|February meth bust cases nearly closed|
|Written by George Browning|
|Tuesday, 27 November 2012 00:00|
Washington County law enforcement officers spent a lot of time earlier this year attacking the meth problem in the area.
They made 18 arrests and took 14 meth labs off the street.
Since that time, Washington County Prosecutor Dustin Houchin and his staff have been busy wrapping those cases up.
Of the 18 arrests, 13 sentences have been handed out and four others have pled guilty to charges, but have not been sentence.
“We are pretty lucky in the relationship we have with the state police and the city and county police,” Houchin said. “We all work really well together and are willing to concentrate resources in the county. (The 14 meth labs shut down) are a result of that.
“It was a large number of cases coming through at once, so it took a lot of time to get through them, but I am happy to get them done.”
The following is a list of those convicted and the sentences they received:
Shawn Hunkenbein, 10 years in the Indiana Department of Corrections (IDOC) with three years suspended.
Daniel Ledford, 15 years in the IDOC, one year suspended.
Justin Klinglesmith, 13 years IDOC, four years suspended.
Wesley Dicus, 10 years IDOC, two years suspended.
Kristen Hacker, 10 years IDOC, two years suspended.
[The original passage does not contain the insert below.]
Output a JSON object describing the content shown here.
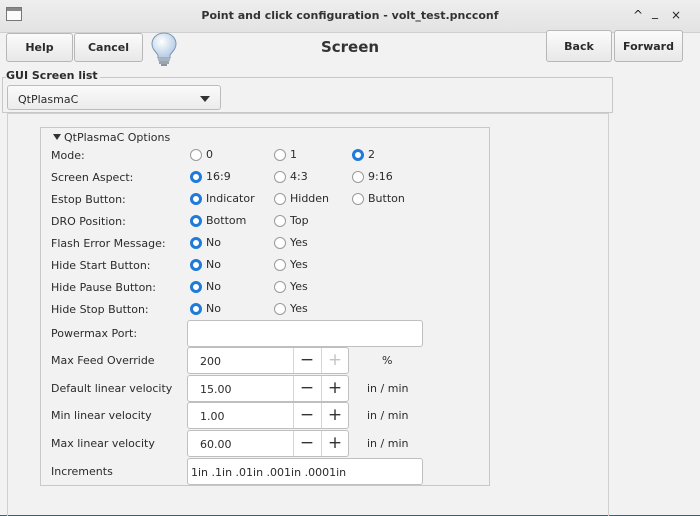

John Losson, 10 years IDOC, two years suspended.
Allison Klinglesmith, 11 years IDOC, one year suspended.
Lacey Jackson, 12 years IDOC, three years suspended.
Tonya Campbell, 10 years IDOC, three and a half years suspended.
Darren Terrell, 10 years IDOC, zero suspended.
Stacey Sparks, 545 days IDOC, 356 days suspended (charged with and plead to possession of meth).
Sherry Nunley, 545 days IDOC, 537 suspended, 180 days home detention followed by probation (charged with & plead to maintaining a common nuisance and neglect of a dependent).
Robert Nunley, five years IDOC, zero suspended (charged with & plead to possession of meth precursors & neglect of a dependent).
The following people have plead, but have not been sentenced: Josey Wells, Jason Atkins, Valerie Dicus and Frank Sparks.
One of the cases involving Heather Warman is still pending.
Houchin said shutting down the labs put a dent in the availability of the drug locally, but said people will always find a way to manufacture the drug.
“Meth is a seriously problem and what it takes are efforts like this,” he said. “It’s a problem we will have to continue to fight.
‘The tools of putting the medicine needed to make it behind the counters and limiting purchases are certainly helpful. Those things help with the problem, but it also shifts the problems to other areas. Meth labs are smaller and harder to detect. People also switch to different drugs when it gets difficult to make meths.”